* _ACTION ITEM_
Lines containing the word "title" are the ones to copy from the records below.
[DATA TO EXAMINE — start]
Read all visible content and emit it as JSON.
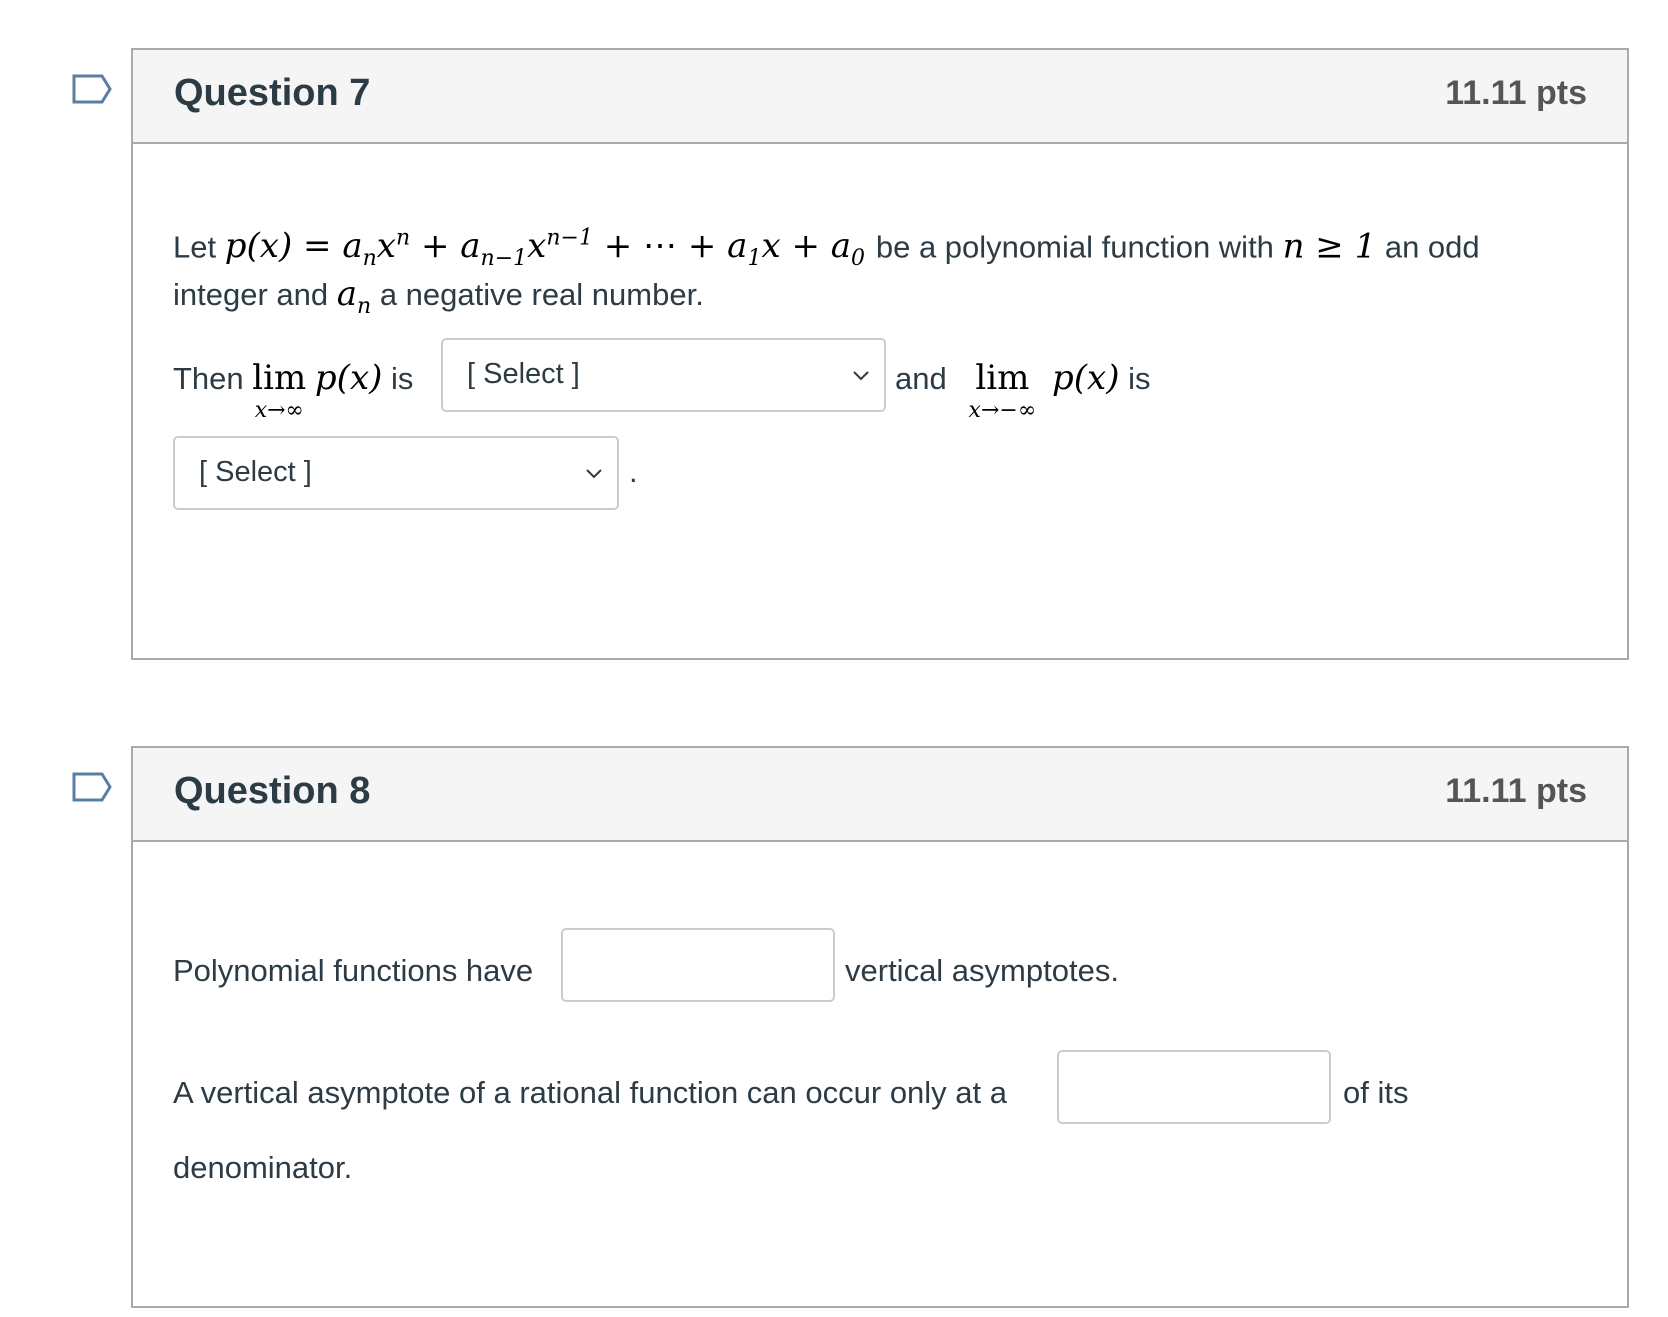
{
  "questions": [
    {
      "title": "Question 7",
      "points": "11.11 pts",
      "body": {
        "line1_prefix": "Let",
        "formula": {
          "p": "p(x)",
          "eq": "=",
          "term1": "a",
          "term1_sub": "n",
          "term1_var": "x",
          "term1_sup": "n",
          "plus": "+",
          "term2": "a",
          "term2_sub": "n−1",
          "term2_var": "x",
          "term2_sup": "n−1",
          "dots": "+ ⋯ +",
          "term3": "a",
          "term3_sub": "1",
          "term3_var": "x",
          "term4": "a",
          "term4_sub": "0"
        },
        "line1_mid": "be a polynomial function with",
        "cond": "n ≥ 1",
        "line1_suffix": "an odd",
        "line2_prefix": "integer and",
        "line2_var": "a",
        "line2_sub": "n",
        "line2_suffix": "a negative real number.",
        "then": "Then",
        "lim_word": "lim",
        "lim1_sub": "x→∞",
        "lim_fn": "p(x)",
        "is": "is",
        "and": "and",
        "lim2_sub": "x→−∞",
        "period": ".",
        "select1": "[ Select ]",
        "select2": "[ Select ]"
      }
    },
    {
      "title": "Question 8",
      "points": "11.11 pts",
      "body": {
        "s1_prefix": "Polynomial functions have",
        "s1_input": "",
        "s1_suffix": "vertical asymptotes.",
        "s2_prefix": "A vertical asymptote of a rational function can occur only at a",
        "s2_input": "",
        "s2_suffix": "of its",
        "s2_cont": "denominator."
      }
    }
  ],
  "colors": {
    "flag": "#5a7ea3",
    "border": "#aaaaaa",
    "header_bg": "#f5f5f5",
    "text": "#2d3b45",
    "points": "#555555"
  }
}
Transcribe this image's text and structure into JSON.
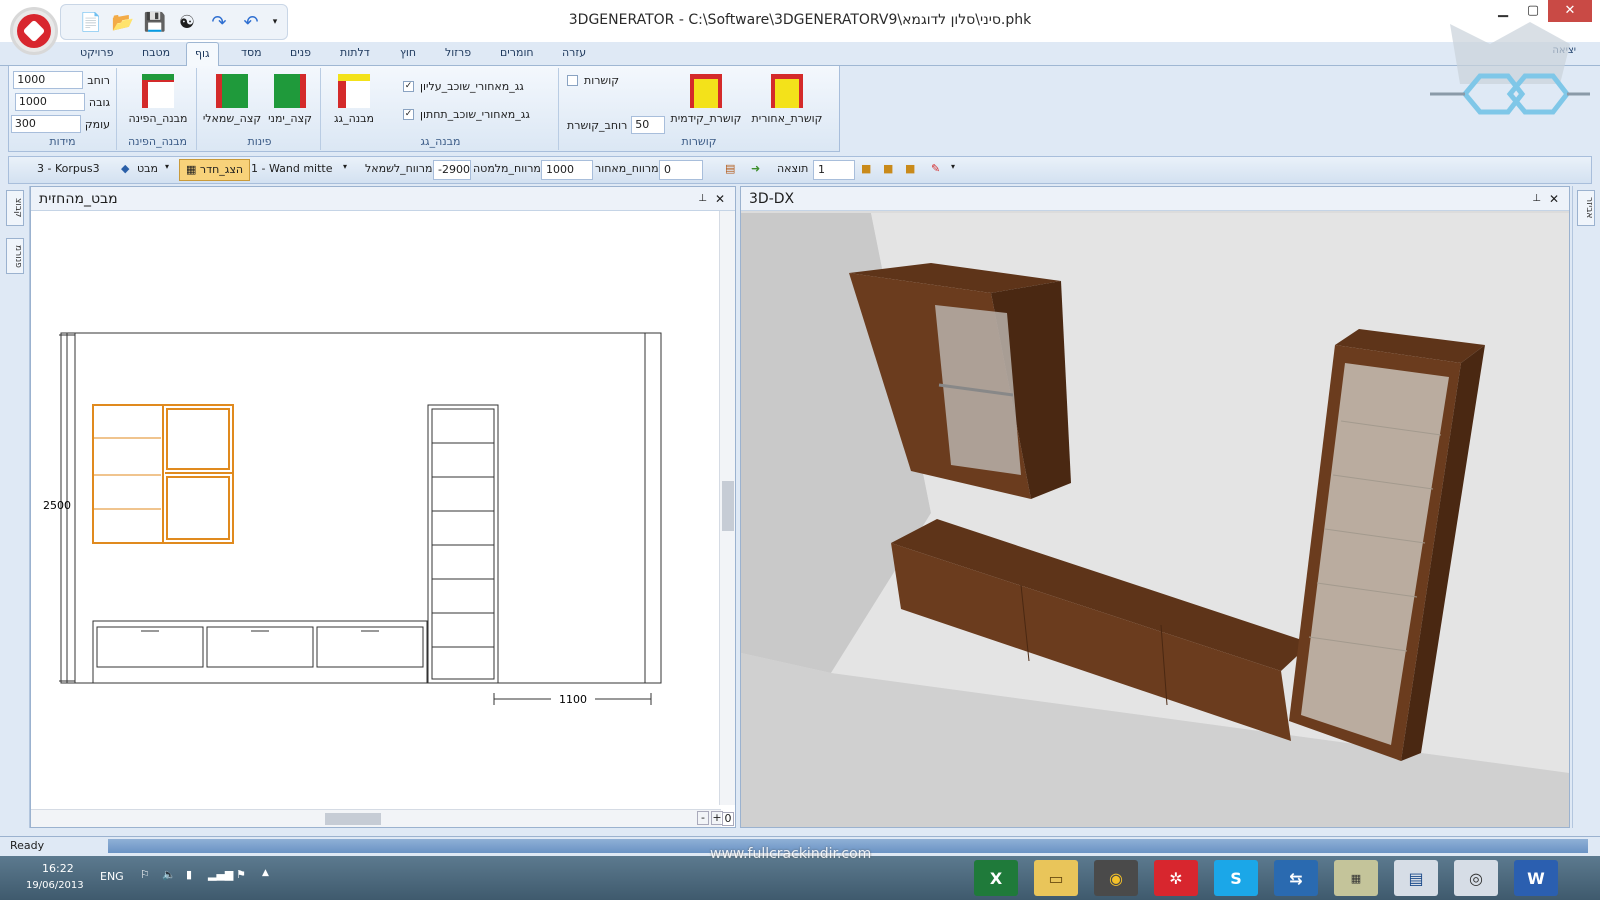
{
  "app": {
    "title": "3DGENERATOR  -  C:\\Software\\3DGENERATORV9\\סיני\\סלון לדוגמא.phk"
  },
  "window": {
    "minimize": "▁",
    "maximize": "▢",
    "close": "✕"
  },
  "ribbon_tabs": [
    "פרויקט",
    "מטבח",
    "גוף",
    "מסד",
    "פנים",
    "דלתות",
    "חוץ",
    "פרזול",
    "חומרים",
    "עזרה"
  ],
  "active_tab": "גוף",
  "exit_label": "יציאה",
  "ribbon": {
    "dimensions": {
      "label": "מידות",
      "width_label": "רוחב",
      "width": "1000",
      "height_label": "גובה",
      "height": "1000",
      "depth_label": "עומק",
      "depth": "300"
    },
    "corner_structure": {
      "label": "מבנה_הפינה",
      "button": "מבנה_הפינה"
    },
    "corners": {
      "label": "פינות",
      "left": "קצה_שמאלי",
      "right": "קצה_ימני"
    },
    "roof": {
      "label": "מבנה_גג",
      "button": "מבנה_גג",
      "top_check": "גג_מאחורי_שוכב_עליון",
      "bottom_check": "גג_מאחורי_שוכב_תחתון"
    },
    "connectors": {
      "label": "קושרות",
      "check": "קושרות",
      "width_label": "רוחב_קושרת",
      "width": "50",
      "front": "קושרת_קידמית",
      "back": "קושרת_אחורית"
    }
  },
  "toolbar": {
    "korpus": "3 - Korpus3",
    "view": "מבט",
    "room_button": "הצג_חדר",
    "wall": "1  -  Wand mitte",
    "left_label": "מרווח_לשמאל",
    "left_value": "-2900",
    "bottom_label": "מרווח_מלמטה",
    "bottom_value": "1000",
    "back_label": "מרווח_מאחור",
    "back_value": "0",
    "result_label": "תוצאה",
    "result_value": "1"
  },
  "left_panel": {
    "title": "מבט_מהחזית",
    "dim_height": "2500",
    "dim_width": "1100",
    "pin": "📌",
    "close": "✕"
  },
  "right_panel": {
    "title": "3D-DX",
    "pin": "📌",
    "close": "✕"
  },
  "side_tabs": [
    "קבוצ",
    "פנורמ"
  ],
  "right_side_tab": "אביזר",
  "scroll_zoom": [
    "-",
    "+",
    "0"
  ],
  "status": "Ready",
  "taskbar": {
    "time": "16:22",
    "date": "19/06/2013",
    "lang": "ENG"
  },
  "watermark": "www.fullcrackindir.com"
}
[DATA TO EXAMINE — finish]
* _TASK SOLUTION_
      "title": "Question 7",
      "title": "Question 8",
    "title": "3DGENERATOR  -  C:\\Software\\3DGENERATORV9\\סיני\\סלון לדוגמא.phk"
    "title": "מבט_מהחזית",
    "title": "3D-DX",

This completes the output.